Yes, you can still have a vegetable garden when the light is all wrong in your back yard. Plant in the front yard! You may be thinking that a front yard vegetable garden will be unsightly, or perhaps you live with a Homeowners Association which prohibits vegetable gardens in the front yard. Trust me, you can make it happen, and it can be beautiful… it’s all about planning.
My husband has been planting vegetable gardens since I’ve known him. When we first met in Richmond, Virginia, we lived in apartments in The Fan…. there was no garden space there. Stephen was working for a paper distributor in an industrialized part of Richmond, and he got permission to build a garden between the warehouse and rails. Great sun, horrible soil, and a tricky situation for watering… but he raised vegetables. Many residences later, we were now married and building a home in Earlysville. Certainly, there’s plenty of space for a garden? Well, of course there was, but I, in my immature youth, decided I didn’t want to look at an unsightly vegetable garden and relegated Stephen’s garden to the rear of the property. Today, the garden is no longer “Stephen’s garden” but is OUR garden, and I lovingly view it from kitchen and dining area every moment of my time at home.
You might not want for this sort of garden to be the entrance to your home, but there are ways to incorporate vegetables into your front yard that, as long as you keep it tidy, can be beautiful and productive.
I spend a good bit of time each Spring planning our vegetable garden, whether I am considering crop rotation, soil development, vegetable varieties, companion planting, or which ornamental pollinating plants I will be incorporating into the garden. If you are considering a front yard garden, the more time you invest in planning upfront, the more successful will be your garden, and the happier you will be with its aesthetics.
Structure will be an important element of your front garden planning. The first thing I would do is plan my borders at the street and between myself and my side neighbors. Maybe begin with a fence, if your HOA will allow it. If they will, you can plant fall- and summer-blooming clematis and grapes along the sides. At the front, I would plant a hedge of something like Mountain Laurels, perhaps I would plant those along the street, with the fence on the inside of the hedge to provide support for trailing vegetables. The next thing I would do is plan my planting beds. Using hoses, “draw” your beds on the ground, incorporating enough space between them for a path which is wide enough for a wheelbarrow or cart.
Think about your sunlight, tracking where the sun rises and sets and how many hours of sunlight different beds will receive each day. Keep a notebook with this information and you will save yourself time and failure, because you will know where to plant what.
Remember also to think through how you will provide water to the garden. I read a lot of garden blogs, and many gardeners depend on Mother Nature solely for their watering. I, on the other hand, give MN a little assistance. The best garden watering is by way of soaker hoses — saves water, does not encourage mold and fungus, and isn’t as obvious to prying eyes who want to know what you are watering.

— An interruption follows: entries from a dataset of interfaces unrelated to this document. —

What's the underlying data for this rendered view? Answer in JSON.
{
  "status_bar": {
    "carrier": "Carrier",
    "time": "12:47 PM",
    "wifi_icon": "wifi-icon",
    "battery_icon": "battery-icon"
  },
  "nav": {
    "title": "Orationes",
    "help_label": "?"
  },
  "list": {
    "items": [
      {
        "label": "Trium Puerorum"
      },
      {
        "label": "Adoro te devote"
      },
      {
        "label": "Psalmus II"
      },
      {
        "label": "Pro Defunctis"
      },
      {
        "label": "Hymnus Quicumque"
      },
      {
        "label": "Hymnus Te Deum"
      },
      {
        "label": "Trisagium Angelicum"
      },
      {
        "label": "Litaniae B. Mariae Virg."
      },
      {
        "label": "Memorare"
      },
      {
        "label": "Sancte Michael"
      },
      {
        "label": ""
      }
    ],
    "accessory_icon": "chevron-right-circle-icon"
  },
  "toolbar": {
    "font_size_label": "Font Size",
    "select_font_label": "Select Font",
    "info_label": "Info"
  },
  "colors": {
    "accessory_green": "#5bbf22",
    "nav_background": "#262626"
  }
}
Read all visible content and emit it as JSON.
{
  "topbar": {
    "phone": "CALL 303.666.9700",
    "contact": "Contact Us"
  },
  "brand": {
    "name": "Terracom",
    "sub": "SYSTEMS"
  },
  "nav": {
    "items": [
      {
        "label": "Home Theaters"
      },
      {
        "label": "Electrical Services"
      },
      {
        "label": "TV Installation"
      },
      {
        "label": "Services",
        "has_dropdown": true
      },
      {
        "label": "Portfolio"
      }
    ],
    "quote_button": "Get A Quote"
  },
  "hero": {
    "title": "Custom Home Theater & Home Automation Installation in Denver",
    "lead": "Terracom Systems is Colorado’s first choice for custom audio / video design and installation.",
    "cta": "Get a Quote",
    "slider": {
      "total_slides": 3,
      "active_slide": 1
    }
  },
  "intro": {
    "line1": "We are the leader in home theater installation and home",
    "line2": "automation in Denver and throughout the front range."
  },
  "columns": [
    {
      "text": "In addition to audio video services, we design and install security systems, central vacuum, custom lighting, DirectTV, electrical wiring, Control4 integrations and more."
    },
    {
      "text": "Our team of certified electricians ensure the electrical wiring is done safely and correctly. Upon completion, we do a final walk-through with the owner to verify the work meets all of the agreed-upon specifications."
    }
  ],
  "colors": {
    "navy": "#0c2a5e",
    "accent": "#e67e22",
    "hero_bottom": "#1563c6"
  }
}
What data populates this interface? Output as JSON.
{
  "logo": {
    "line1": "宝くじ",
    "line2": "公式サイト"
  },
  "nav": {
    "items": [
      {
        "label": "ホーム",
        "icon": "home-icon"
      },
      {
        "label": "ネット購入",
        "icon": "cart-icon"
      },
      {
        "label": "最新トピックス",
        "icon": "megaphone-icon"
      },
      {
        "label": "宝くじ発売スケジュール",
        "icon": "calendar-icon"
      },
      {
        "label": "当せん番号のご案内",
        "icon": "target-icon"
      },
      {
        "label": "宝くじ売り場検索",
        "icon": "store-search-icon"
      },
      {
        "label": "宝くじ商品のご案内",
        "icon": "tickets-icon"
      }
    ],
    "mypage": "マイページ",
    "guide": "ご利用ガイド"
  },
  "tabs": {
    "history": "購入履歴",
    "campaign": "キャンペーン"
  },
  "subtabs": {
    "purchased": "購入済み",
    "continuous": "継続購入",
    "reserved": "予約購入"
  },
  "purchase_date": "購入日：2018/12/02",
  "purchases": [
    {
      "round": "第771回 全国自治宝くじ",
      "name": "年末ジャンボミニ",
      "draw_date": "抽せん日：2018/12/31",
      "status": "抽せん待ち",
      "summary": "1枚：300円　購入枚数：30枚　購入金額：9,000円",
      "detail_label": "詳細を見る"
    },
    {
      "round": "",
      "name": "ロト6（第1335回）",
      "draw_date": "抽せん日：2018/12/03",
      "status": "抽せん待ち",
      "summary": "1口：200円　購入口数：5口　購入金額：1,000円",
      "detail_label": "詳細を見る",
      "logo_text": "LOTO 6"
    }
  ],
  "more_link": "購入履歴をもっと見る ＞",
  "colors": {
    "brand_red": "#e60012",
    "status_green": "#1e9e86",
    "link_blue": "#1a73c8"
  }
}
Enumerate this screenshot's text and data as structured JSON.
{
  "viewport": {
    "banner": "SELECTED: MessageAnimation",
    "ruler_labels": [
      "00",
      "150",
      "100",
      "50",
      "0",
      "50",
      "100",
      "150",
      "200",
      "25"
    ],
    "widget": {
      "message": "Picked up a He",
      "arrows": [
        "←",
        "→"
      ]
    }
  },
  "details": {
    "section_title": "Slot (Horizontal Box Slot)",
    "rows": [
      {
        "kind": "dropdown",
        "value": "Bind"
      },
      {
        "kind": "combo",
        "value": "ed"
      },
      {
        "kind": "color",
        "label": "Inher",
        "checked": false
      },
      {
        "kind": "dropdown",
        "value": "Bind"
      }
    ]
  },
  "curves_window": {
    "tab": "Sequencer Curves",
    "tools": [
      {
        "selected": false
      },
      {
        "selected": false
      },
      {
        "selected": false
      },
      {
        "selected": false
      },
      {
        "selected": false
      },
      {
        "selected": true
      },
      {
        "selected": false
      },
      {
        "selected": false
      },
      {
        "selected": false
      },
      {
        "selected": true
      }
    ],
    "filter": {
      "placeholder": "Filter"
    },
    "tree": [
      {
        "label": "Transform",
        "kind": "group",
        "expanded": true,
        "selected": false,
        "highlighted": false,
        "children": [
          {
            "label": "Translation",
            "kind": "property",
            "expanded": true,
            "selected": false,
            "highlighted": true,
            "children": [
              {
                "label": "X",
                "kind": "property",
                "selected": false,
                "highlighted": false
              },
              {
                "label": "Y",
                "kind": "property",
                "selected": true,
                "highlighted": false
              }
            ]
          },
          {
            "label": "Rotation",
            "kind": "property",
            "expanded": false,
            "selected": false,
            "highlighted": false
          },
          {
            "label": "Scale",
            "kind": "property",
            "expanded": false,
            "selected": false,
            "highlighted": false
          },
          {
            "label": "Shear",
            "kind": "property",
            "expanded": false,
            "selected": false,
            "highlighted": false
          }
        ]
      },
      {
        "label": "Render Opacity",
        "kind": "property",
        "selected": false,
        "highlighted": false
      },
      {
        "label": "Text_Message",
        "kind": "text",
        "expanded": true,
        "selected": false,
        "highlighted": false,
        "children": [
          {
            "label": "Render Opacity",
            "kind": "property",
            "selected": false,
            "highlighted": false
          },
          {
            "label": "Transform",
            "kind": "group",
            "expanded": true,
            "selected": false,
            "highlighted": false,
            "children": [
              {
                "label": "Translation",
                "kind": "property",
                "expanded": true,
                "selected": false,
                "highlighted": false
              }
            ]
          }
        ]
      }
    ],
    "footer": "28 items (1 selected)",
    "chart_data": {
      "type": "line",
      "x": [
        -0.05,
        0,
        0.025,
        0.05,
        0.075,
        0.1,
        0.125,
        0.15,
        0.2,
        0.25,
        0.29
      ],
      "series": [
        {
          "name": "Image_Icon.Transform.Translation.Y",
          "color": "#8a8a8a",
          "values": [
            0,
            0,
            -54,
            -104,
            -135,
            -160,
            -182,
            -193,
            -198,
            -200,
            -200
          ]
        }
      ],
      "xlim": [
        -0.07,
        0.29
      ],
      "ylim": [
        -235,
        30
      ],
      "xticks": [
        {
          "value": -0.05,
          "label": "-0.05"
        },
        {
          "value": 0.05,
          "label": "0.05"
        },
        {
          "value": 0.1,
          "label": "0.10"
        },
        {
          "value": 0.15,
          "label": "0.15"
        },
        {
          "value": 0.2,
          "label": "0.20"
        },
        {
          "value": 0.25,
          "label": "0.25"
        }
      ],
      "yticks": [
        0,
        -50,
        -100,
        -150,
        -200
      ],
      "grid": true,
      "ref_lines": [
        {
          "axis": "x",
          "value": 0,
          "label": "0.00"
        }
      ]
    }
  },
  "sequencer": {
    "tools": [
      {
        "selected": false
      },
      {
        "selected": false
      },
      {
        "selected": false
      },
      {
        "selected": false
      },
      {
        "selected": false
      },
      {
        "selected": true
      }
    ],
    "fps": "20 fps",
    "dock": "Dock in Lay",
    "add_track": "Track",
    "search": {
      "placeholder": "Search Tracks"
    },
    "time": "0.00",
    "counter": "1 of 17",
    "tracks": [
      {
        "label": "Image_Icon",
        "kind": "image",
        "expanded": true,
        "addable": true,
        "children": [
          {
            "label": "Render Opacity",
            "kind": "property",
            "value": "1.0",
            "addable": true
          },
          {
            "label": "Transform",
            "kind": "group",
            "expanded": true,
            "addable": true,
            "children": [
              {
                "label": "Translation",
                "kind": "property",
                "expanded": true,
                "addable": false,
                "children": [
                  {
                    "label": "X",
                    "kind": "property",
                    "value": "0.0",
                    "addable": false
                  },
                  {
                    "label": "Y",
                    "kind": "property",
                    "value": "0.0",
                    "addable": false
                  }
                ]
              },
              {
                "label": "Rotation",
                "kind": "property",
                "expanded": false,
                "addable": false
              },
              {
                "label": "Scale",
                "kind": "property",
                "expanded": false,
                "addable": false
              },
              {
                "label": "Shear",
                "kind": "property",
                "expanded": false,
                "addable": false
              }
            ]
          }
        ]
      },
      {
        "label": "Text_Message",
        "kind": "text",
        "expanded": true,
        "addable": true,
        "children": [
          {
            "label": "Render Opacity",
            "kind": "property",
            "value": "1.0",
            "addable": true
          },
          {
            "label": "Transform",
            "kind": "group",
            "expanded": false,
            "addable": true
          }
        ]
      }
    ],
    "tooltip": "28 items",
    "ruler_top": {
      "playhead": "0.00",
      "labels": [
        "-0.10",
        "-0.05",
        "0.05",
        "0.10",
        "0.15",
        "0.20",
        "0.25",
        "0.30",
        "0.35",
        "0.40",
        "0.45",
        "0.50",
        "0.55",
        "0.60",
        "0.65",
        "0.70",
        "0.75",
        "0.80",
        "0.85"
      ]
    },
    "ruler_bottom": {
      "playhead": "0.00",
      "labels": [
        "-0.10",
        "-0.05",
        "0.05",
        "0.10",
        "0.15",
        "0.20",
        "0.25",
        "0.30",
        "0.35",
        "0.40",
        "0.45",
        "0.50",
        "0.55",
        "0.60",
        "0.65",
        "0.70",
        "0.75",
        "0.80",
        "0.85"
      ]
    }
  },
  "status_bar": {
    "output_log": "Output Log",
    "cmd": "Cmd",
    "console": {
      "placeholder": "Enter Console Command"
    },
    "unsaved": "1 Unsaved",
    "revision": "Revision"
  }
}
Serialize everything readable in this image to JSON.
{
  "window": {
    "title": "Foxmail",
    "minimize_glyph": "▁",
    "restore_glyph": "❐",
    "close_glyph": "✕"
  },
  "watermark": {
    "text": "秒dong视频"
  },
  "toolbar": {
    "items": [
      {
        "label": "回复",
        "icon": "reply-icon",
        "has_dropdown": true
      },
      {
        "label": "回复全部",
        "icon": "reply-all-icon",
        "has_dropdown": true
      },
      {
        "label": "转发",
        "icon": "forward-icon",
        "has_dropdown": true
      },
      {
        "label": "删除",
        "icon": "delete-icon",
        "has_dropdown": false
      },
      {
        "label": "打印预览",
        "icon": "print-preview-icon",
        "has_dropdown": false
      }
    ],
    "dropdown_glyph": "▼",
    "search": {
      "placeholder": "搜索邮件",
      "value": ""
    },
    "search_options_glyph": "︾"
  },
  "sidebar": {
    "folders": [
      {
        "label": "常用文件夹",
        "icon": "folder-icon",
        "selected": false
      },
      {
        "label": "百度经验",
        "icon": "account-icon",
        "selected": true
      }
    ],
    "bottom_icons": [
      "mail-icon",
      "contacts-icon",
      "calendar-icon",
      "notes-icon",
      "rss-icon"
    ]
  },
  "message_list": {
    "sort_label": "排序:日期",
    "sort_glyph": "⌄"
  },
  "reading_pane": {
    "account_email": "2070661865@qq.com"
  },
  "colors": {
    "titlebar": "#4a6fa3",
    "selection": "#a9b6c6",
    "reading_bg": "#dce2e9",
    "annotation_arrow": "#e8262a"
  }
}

If you can be patient and wait a year to begin planting, try this… Create a v-edge around each new planting bed. With your shovel, break up the soil inside as much as you can. Here in Virginia, this will not be easy… that red clay can be impossible. For one year, pile leaves and grass clippings from your back yard the the yards of neighbors onto the bedding areas… Let it just pile up. You’ll be creating a lovely place for earthworms and other tiny critters to begin breaking up your rock hard soil, and one year later, you should have reasonable soil to begin your gardens.
What to plant? I would start with limited variety, so you can see how the garden works. Herbs are a great way to fill in a garden bed… Rosemary, for example, will be green all year, and certain varieties can grow rather large, so it might be a good structure builder for your beds. Squash plants will become large, but they are low growing, so place them towards the house, with your pollinators facing the street. Good pollinators include almost any blooming annuals, but also perennials. Day lilies, asters, bee balm, blanket flower, borage (this is great for encouraging beneficials and discouraging pests), cosmos, gaillardia, geranium, sunflowers, poppies, verbena, all will attract bees to your garden, while create a flowering oasis. Think about incorporating pots into your garden, for annuals as well as some of those vegetables.
Keeping your garden tidy will be an important element of the front yard garden. Plan ahead by purchasing bamboo stakes and garden twine, to stake up pepper plants, for example.
For more about front yard gardening, I suggest subscribing to The Outlaw Garden, written by a suburban gardener with an HOA. As she says, “I think the term “outlaw” goes way beyond the where of your garden. It’s also the what (mixing tomatoes with flowers?) and the how (using landscape techniques to make those veggies really shine?).” Cristina is located in Virginia, so she’s a good source for the Charlottesville gardener.
Happy garden planning!